Texas’ morning glory by thirteen photographers.
Texas’ morning glory by thirteen photographers.
You may have played on one when you were a kid, but it’s no fun for cows.
It wasn’t the classiest place in Pharr to grow up, but it had tough truckers, sassy waitresses, and some of the best fry cooks in the Valley.
If it wasn’t for the song, no one would remember Emily Morgan, but she launched a nation by diverting Santa Anna at San Jacinto.
There’s no point in grousing about Texas’ minor shortcomings. Why not just roll up our sleeves and make it perfect once and for all?
In the sixties a small company in Medina produced a wooden box decorated with rhinestones. It became a Texas tradition.
Yes, Virginia Sue, Texas really does have its own holiday traditions.
December 1941 in Clarksville was a time to celebrate peace on earth amid the rumblings of war.
They are the quirky enterprises that offer two things under one roof—like shrimp and guns, steaks and loans, or eggrolls and gasoline.
Texans are sometimes driven to drink.
These days it seems every five-acre ranchette flaunts a gate worthy of the XIT.
Life is tough all over, but especially for Juniors.
Kids, house, husband—these are the natural enemies of a well-ordered day.
Wearing one won’t make you a real live cowboy, but it sure will brand you as a modern Texan.
Sure it means water. It also means pride.
Most of the time you’re a nice, ordinary businessman. But for one brief, shining moment you were King Antonio, monarch of San Antonio’s Fiesta and semi-beloved ruler of the one Texas city that still loves a good king.
The last best way to see the real Texas.
West Texas was a desert when this little irrigation device came along. Now it’s a desert that produces more cotton than anywhere else in the country.
Can you picture Lbj in a Datsun?
It’s Houston's driveway, a twenty-mile kaleidoscope of bankers, punkers, strippers, surgeons, students, grackles, and cars.
Out of Texas’ ragbag history came the patchwork quilt, the product of cold winters, isolated homesteads, empty pocketbooks, and fertile minds.
The life and times of the cowboy-millionaire hero of a thousand postcards.
Sunny in the morning, sunny in the evening, freezing by suppertime.
Houston’s black elite have come a very long way to live in MacGregor Way, the swankiest black neighborhood in Texas, but they still don’t feel safe.
Between watching girls and getting a great tan, lifeguards occasionally have to save lives.
It looks fragile with its lacy leaves and fragrant flowers. Looks can be deceptive.
It symbolizes either the American dream or the American nightmare—one or the other of which is enveloping Texas.
God created Texas, and then He created people who would love it.
And other great country stores of Texas.
The lost hopes of places like Belle Plain haunt Texas’ prairies.
Every parent with a teenage kid knows the fears: drinking, drugs, and rebellion. For the Cartwrights, those fears all came true.

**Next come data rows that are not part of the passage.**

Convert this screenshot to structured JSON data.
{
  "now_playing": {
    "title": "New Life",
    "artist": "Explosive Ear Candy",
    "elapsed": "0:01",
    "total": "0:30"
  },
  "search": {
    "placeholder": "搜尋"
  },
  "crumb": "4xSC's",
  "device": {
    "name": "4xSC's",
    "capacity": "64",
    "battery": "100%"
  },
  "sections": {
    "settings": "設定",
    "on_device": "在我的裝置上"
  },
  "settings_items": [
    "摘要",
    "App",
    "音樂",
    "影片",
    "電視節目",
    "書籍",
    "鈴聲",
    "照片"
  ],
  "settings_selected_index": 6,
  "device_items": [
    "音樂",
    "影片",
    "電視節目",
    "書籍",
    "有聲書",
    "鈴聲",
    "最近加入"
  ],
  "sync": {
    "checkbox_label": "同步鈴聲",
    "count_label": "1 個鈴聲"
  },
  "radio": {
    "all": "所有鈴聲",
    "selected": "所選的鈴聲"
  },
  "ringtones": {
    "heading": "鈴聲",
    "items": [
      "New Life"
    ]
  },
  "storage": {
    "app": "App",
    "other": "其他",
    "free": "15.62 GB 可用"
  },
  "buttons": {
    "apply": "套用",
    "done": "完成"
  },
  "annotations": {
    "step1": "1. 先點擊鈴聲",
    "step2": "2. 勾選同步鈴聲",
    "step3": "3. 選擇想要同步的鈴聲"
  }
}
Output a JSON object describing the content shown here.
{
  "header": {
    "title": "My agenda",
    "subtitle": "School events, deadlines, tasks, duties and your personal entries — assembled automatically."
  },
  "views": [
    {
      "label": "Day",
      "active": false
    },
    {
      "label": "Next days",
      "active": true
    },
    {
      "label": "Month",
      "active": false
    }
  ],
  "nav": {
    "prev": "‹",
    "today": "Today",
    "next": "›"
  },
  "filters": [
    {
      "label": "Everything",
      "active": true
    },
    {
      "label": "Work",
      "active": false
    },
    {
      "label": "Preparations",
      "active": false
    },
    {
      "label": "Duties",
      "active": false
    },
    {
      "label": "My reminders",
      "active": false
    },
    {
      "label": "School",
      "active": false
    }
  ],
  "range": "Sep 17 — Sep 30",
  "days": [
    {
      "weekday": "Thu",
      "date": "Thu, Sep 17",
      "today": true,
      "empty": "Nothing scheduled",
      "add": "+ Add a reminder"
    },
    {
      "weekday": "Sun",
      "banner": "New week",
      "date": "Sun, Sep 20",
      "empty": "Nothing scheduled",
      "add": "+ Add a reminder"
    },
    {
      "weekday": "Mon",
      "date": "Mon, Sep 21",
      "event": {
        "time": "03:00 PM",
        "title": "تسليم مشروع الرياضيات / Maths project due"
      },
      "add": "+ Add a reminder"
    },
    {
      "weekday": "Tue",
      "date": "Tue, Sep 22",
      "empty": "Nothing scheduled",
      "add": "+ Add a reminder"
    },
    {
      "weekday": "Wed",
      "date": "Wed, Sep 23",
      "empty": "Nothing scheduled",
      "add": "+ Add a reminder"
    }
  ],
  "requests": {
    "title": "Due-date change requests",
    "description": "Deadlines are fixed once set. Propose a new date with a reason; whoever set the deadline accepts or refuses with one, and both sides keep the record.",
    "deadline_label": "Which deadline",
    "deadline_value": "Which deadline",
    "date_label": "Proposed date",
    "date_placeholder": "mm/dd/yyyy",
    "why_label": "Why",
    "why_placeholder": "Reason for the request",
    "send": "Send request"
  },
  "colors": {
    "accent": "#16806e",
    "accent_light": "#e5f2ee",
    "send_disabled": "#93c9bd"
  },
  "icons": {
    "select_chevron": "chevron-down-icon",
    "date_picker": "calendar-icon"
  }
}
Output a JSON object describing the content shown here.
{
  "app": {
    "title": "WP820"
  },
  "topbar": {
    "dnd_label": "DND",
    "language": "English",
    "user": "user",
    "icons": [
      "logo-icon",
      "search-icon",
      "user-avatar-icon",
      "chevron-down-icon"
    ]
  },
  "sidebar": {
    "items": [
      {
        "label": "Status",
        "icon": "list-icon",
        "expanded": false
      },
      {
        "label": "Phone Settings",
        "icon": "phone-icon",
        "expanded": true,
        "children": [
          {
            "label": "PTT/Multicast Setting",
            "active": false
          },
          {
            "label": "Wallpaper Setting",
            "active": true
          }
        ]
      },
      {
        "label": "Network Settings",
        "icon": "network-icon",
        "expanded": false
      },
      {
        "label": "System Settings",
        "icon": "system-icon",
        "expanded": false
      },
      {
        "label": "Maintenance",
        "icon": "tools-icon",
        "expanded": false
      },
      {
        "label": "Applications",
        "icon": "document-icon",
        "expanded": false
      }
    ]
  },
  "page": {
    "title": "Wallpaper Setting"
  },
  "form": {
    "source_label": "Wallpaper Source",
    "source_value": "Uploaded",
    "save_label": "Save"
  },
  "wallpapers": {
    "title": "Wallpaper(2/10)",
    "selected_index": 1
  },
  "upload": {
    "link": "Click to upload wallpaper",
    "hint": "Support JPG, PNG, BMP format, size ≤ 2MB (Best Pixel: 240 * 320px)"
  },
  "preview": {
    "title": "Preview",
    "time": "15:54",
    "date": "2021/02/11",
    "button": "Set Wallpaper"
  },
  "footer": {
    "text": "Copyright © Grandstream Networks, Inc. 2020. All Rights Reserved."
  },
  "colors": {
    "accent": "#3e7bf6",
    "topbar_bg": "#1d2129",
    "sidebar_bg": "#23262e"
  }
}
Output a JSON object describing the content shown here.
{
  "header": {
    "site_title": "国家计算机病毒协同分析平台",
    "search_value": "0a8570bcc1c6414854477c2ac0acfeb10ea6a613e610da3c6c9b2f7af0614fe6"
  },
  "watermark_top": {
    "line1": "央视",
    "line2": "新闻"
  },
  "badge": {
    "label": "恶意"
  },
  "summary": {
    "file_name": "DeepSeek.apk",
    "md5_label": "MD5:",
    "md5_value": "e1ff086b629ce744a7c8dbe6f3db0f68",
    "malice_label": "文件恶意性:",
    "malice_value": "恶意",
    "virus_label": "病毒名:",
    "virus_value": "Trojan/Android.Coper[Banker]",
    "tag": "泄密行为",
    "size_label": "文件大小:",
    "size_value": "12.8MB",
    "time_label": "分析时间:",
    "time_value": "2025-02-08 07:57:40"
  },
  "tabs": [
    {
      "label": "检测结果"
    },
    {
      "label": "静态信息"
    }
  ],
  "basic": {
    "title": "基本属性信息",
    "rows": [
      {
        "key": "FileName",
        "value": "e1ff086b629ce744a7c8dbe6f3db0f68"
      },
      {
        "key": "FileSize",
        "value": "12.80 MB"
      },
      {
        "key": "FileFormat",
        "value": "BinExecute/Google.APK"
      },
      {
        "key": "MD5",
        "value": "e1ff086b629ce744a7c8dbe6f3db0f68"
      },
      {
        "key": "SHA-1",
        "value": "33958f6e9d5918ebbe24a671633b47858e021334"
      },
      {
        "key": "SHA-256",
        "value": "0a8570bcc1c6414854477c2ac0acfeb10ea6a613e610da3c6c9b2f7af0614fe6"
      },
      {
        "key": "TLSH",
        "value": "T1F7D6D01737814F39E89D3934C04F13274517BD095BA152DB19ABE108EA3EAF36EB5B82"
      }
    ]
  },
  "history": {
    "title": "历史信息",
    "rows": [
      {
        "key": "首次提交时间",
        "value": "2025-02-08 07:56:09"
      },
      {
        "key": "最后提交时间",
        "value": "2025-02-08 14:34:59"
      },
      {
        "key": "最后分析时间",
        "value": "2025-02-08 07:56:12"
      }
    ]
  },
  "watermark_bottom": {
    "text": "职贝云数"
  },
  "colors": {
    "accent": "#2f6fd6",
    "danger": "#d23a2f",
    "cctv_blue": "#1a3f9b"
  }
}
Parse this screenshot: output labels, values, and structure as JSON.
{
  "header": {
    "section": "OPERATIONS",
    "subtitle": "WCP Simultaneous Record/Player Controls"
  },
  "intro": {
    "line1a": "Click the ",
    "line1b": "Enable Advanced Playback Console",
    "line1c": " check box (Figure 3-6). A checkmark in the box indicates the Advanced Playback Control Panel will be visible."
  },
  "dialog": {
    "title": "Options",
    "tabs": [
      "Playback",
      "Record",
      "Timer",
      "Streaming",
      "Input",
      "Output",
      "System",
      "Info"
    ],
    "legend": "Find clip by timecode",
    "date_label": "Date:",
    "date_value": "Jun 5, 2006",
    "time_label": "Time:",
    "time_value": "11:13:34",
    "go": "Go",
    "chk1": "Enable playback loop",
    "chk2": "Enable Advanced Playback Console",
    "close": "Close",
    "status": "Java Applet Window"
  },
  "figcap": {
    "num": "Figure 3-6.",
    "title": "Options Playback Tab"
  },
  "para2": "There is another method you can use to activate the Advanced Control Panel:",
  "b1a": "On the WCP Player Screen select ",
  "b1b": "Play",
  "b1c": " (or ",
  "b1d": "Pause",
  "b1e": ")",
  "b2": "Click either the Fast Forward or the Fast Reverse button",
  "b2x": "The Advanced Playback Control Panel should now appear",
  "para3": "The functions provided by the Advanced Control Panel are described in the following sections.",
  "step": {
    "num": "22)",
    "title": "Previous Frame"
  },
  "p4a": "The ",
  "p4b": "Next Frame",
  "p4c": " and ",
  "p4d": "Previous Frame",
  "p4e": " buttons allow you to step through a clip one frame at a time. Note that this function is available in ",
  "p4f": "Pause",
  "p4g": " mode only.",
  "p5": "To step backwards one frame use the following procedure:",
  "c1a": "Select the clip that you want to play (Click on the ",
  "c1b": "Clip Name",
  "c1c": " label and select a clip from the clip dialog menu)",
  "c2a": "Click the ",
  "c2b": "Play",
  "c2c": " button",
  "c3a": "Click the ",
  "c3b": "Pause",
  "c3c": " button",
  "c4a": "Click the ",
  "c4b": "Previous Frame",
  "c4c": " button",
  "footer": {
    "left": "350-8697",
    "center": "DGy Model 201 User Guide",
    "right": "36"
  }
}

Welcome—well, sort of—to San Antonio’s dowager bastion.
The air is muggy, the sky turns an eerie green, then you hear a sound like a fleet of freight trains. Beware, Texas, it’s that time of year again.
It’s only a humble weed, but just try to imagine West Texas without it.
When liquor by the drink went into effect in 1971, Texas changed forever.
Hugh Roy Cullen found the oil and made one of Houston’s great fortunes; now his grandson is spending his inheritance like there is no tomorrow, and suing for more.
People still think of cotton as a Dixieland crop, but the heart of the nation’s production is on the dry, flat, and windswept High Plains of Texas.
This clunky piece of machinery made Howard Hughes very rich. It is the first in our series of things that every Texan should know.
Supplicants in the Valley worship at the shrine of faith healer Don Pedrito Jaramillo, more powerful in death than he was in life.
They used to be virtuous and wooden and they were good. Now they’re commercial and plastic and they’re great.
He’s the man with the Word, and the Word is for you.
When it comes to flops and fiascos, Texans can outdo anyone.
Thousands of people from the North, broke and out of work, are streaming into the state. This is the true story of two of them who abandoned Detroit for Houston, learned about cockroaches, tacos, and freeways, and finally discovered happiness in broken air conditioners.
Before Six Flags, before Astroworld, there was Playland.
Texas cities are full of people who grew up in the country—and want everybody they meet to know it.
Archbishop Patrick Flores acts like a country priest, but he has a tough job: he is the most powerful Catholic clergyman in Texas, and perhaps the most powerful Mexican American as well.
It IS whether you win. And these eight Texans are winners.
Evangelist James Robison is using the pulpit, prime time television, and Cullen Davis to try to save the world.
Here’s how to achieve inner peace, perfect serenity, spiritual calm, and a nice, neat lawn.
Pedro Martínez, with only his Mexican heritage, a determination to work hard, and a desire for a better life, brought his family across the Rio Grande to fine a home in a new land.